Prayer as a Fruit of the Holy Spirit

On Fasting and Prayer. Part 2/7

Part 1/1: Let us Fast in Earnest
Part 1/2: The Meaning and Significance of Fasting
Part 1/3: Accustoming Ourselves to Fasting
Part 1/4: Spiritual Fasting
Part 2/1: On Prayer. What is Prayer?

Part 2/2: How to Prepare for Prayer?
Part 2/3: How to Pray?
Part 2/4: What to Do After Prayer?
Part 2/5: About the Jesus Prayer
Part 2/6: On Prayerful Ascent to God in the Heart

Photo: Photo:     

But know that by himself, left to his own devices, in the work of salvation without the grace of God, a Christian can’t even think anything good; but all his satisfaction is from God. He especially doesn’t know how and for what he should pray; and only the Holy Spirit instructs him about what he should pray for, and intercedes for him with unutterable groanings (Rom. 8:26). Knowing all this, a Christian turns to the Holy Spirit with the prayer “O Heavenly King” and the rest.

Having invoked the Holy Spirit into his heart and soul, purified from every defilement of flesh and spirit by His grace, and placed by Him on the path of salvation, the Christian thus establishes the ascent to God in his heart, raises his heart and mind to Him; and having renounced all things earthly and ascended, as it were, to the first heaven, sends up the thrice-holy hymn to God, once heard by a boy who was enraptured from Earth to Heaven: “Holy God, Holy Mighty, Holy Immortal” (3x).

Having sung the angelic Trisagion hymn, the Christian, aware of himself not as a heavenly holy angel, but an earthly sinner, boldly goes further, higher, closer to God with his mind and heart, and ascends as it were to the second heaven, tremulously, with reverence, crying out: “Glory to the Father and the Son and the Holy Spirit;” and deeply aware of his sinfulness, his iniquity and his infirmities, he prays with a strong cry and tears, or, at least, he should pray: “O Most Holy Trinity, have mercy on us,” and the rest.
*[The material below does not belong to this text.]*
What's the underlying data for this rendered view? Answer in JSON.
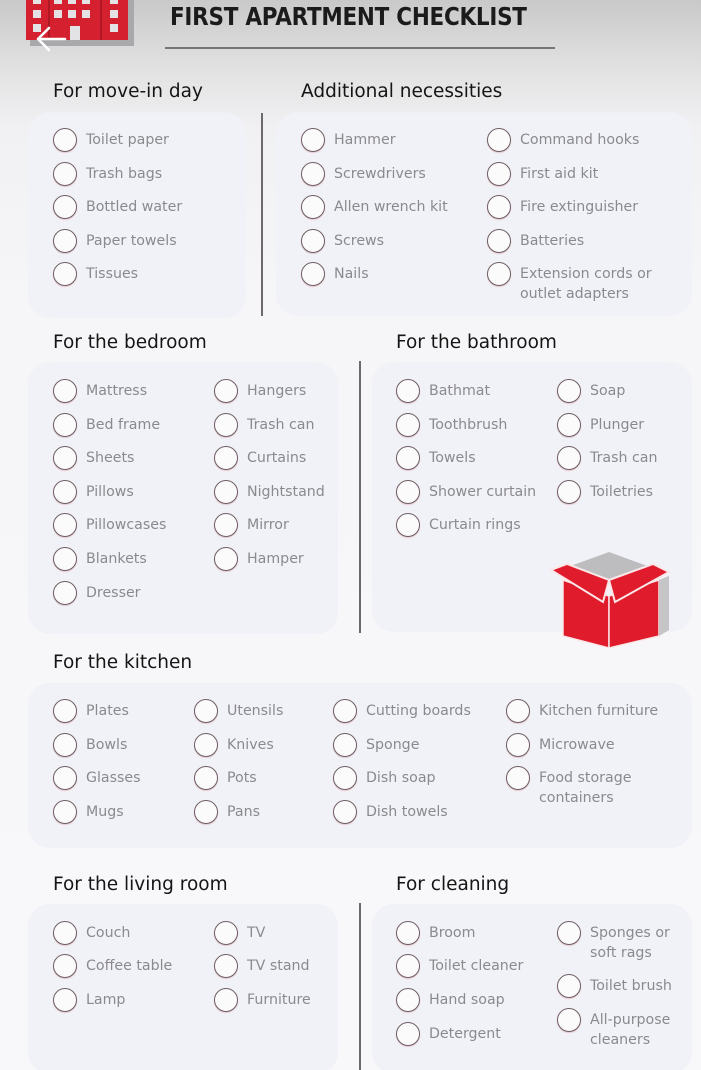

Not stopping there, with the prayer: “Lord, have mercy” (3x), a Christian aspires higher, with praise in his heart and on his lips; with “Glory, both now,” he mentally ascends as if to the third heaven, before the face of the Lord God Himself, eternally abiding in glory unspeakable, incessantly hymned by the archangels, angels, and all the saints of God; he ascends to this immeasurable height with a golden key from the very heart of God, so to speak, with the Lord’s Prayer, given to us by our Lord Jesus Christ; and with a living, sincere faith in the merits of the Cross of the Redeemer of mankind, having crossed himself, with filial boldness, he prays to the Heavenly Father: “Our Father, Who art in Heaven…”

Thus enraptured to the third heaven, like the holy Apostle Paul, and realizing he was sprinkled with the blood of the Son of God, embraced by the favor of God the Father and quickened by the grace of the Holy Spirit, the Christian again cries out from the depths of his soul: “Lord, have mercy (12x). Glory to the Father and to the Son, and the Holy Spirit…” And knowing Who gave him such grace, he falls into the dust before his Savior, calling out to Him with all the strength and feelings of his spirit: “Come, let us worship” (3x).

Then, calmly, consciously, with deep feeling, he reads the prayers in order, beginning with Psalm 50 and the Creed, in fulfillment of the first Gospel commandment: Repent and believe in the Gospel (Mk. 1:14).

This is not only at the beginning of our prayers, but also in the middle, and more than once—nine times a day, and more than twenty times during Great Lent; and this is so that our attention, which sometimes weakens, might be constantly kept at a prayerful height.

Such is the meaning and significance of the entrance prayers and usual beginning! The first gathers our scattered thoughts and feelings and focuses them on the incarnate economy of our salvation, without which no prayer is conceivable; and the second establishes the ascent to God in our heart, which is absolutely necessary for proper and saving prayer.

O, my beloved, if only you would delve into the meaning of our prayers, understand their meaning and acquire the spirit of prayer! Then, inspired by fasting and prayer, we would irresistibly strive for God; then we wouldn’t have this unfortunate lethargy, dullness, laziness, or unwillingness to pray. On the contrary, then we would be burning in spirit and would strive for prayer with unquenchable thirst. In a word, then the words of the Psalmist would be realized in us: As the hart panteth after the fountains of water, so panteth my soul after Thee, O God. My soul hath thirsted for God, the mighty, the living; when shall I come, and appear before the face of God? (Ps. 41:1-2).

St. Justin (Polyansky) of Ufa and Menzelinsk
Translation by Jesse Dominick


to our mailing list

* indicates required